New figures reveal ALS struggling to cope
CrimeLine reports that 40% of cases requiring an interpreter were disrupted due to no interpreter attending during the week 16th – 20th April 2012.
The figures do not reflect, however, how many ALS interpreters were provided for 60% of those hearings when an interpreter did attend. Courts across England and Wales continue using a dual booking system where listings officers refer to registered interpreters direct or contact other commercial interpreting agencies if Capita-owned Applied Language Solutions can’t supply a linguist.
There have been cases when courts preferred to ring round NRPSI interpreters avoiding going to ALS in the first instance all together.
Crimeline also identified that timeliness of attendance became an increasing problem.
In a response to a Freedom of Information Request dated 17th April regarding the circumstances in which court staff are permitted to source interpreters from organisations or individuals not associated with ALS, the HM Courts and Tribunal Service official stated: "We will be constantly reviewing performance over that period and these arrangement will remain in place until we are clear that the contractor is able to meet demand".

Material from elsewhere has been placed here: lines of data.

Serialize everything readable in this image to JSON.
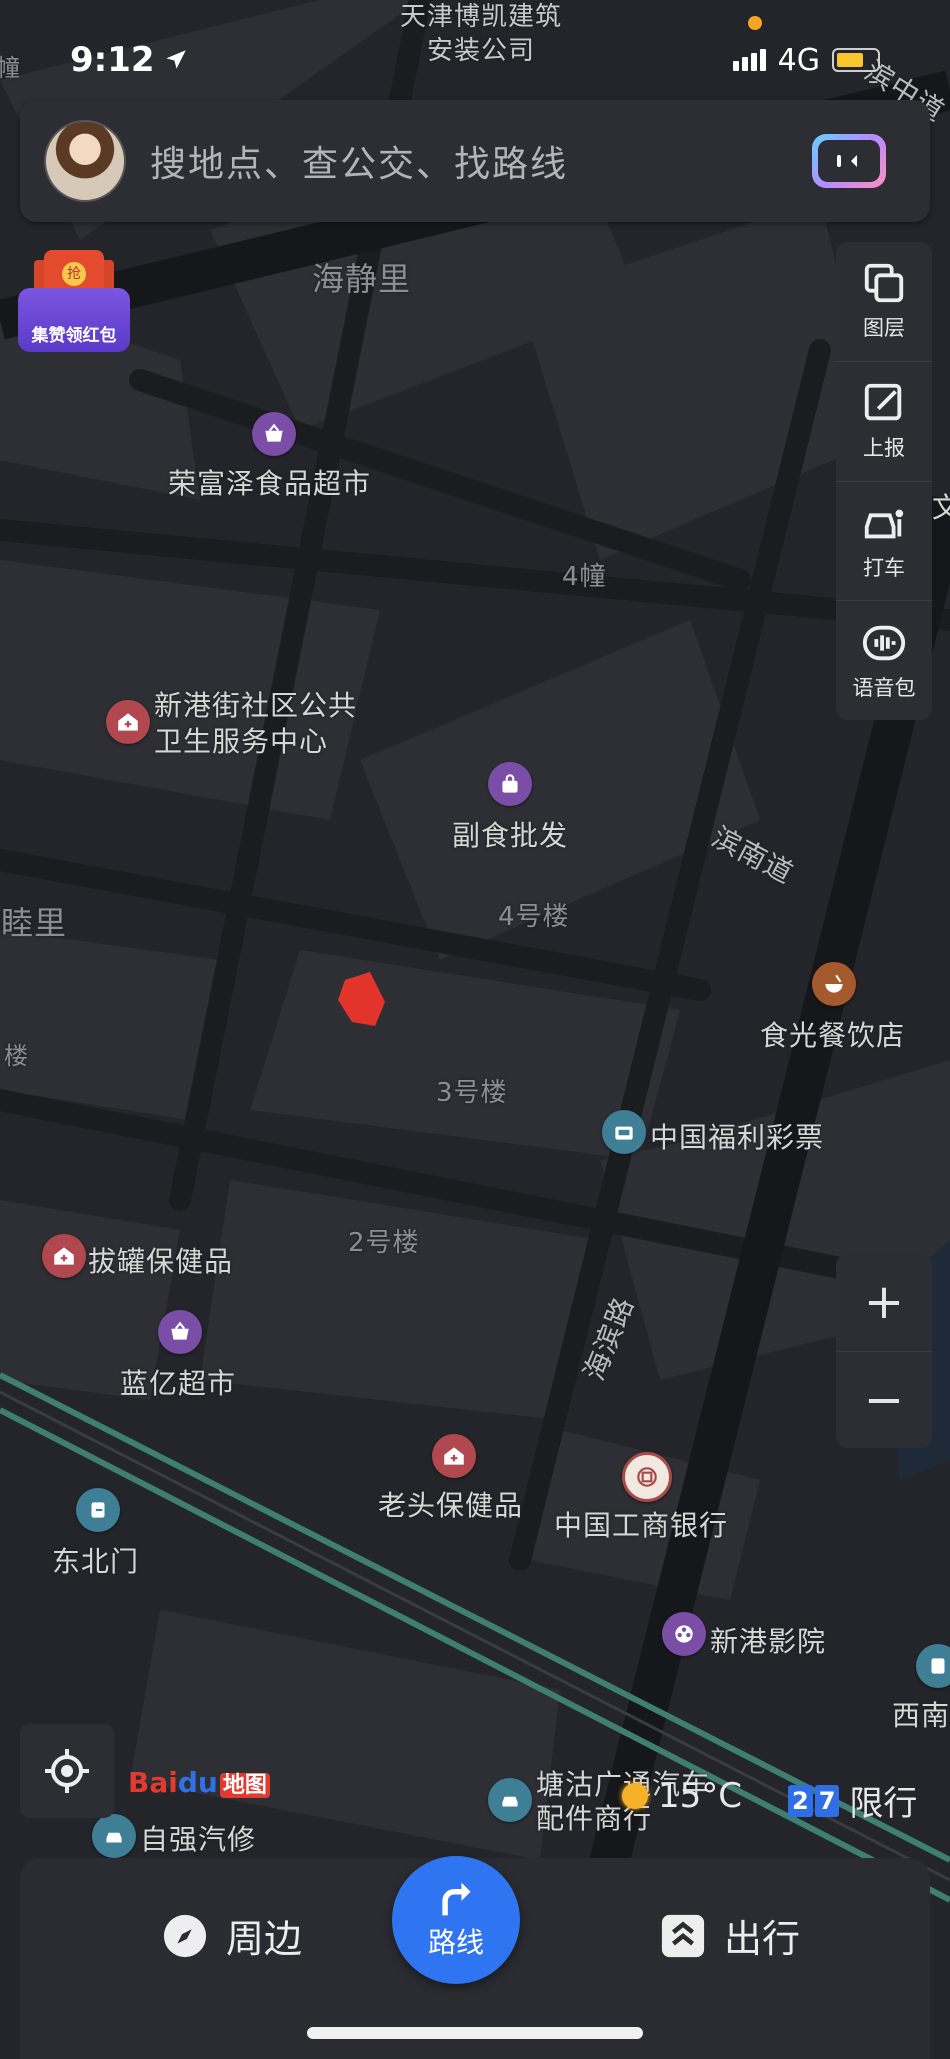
{
  "status_bar": {
    "time": "9:12",
    "network": "4G"
  },
  "search": {
    "placeholder": "搜地点、查公交、找路线"
  },
  "promo": {
    "label": "集赞领红包"
  },
  "tools": [
    {
      "label": "图层",
      "icon": "layers-icon"
    },
    {
      "label": "上报",
      "icon": "report-icon"
    },
    {
      "label": "打车",
      "icon": "taxi-icon"
    },
    {
      "label": "语音包",
      "icon": "voice-pack-icon"
    }
  ],
  "zoom": {
    "in": "+",
    "out": "−"
  },
  "map_labels": {
    "top_company": "天津博凯建筑\n安装公司",
    "haijingli": "海静里",
    "binzhongdao": "滨中道",
    "rongfuze": "荣富泽食品超市",
    "building4z": "4幢",
    "community_health": "新港街社区公共\n卫生服务中心",
    "fushi": "副食批发",
    "binnandao": "滨南道",
    "hemuli": "和睦里",
    "building4": "4号楼",
    "shiguang": "食光餐饮店",
    "building3": "3号楼",
    "lottery": "中国福利彩票",
    "building2": "2号楼",
    "baguan": "拔罐保健品",
    "haibinlu": "海滨路",
    "lanyi": "蓝亿超市",
    "laotou": "老头保健品",
    "icbc": "中国工商银行",
    "dongbeimen": "东北门",
    "xingang_cinema": "新港影院",
    "xinan": "西南",
    "tanggu_auto": "塘沽广通汽车\n配件商行",
    "ziqiang": "自强汽修",
    "edge_wen": "文",
    "edge_lou": "楼",
    "edge_chuang": "幢"
  },
  "logo": {
    "text": "Bai",
    "text2": "du",
    "map": "地图"
  },
  "weather": {
    "temp": "15°C"
  },
  "traffic_limit": {
    "digits": [
      "2",
      "7"
    ],
    "label": "限行"
  },
  "bottom": {
    "nearby": "周边",
    "route": "路线",
    "travel": "出行"
  }
}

This is a clear acknowledgement that ALS is still unable to cope with all bookings. The question is how long will this new system be allowed to continue? It has been demonstrated that it’s ineffective, irrational and costly, considering that other resources have to be used. The Ministry of Justice can easily terminate this Framework Agreement just on performance indicators alone.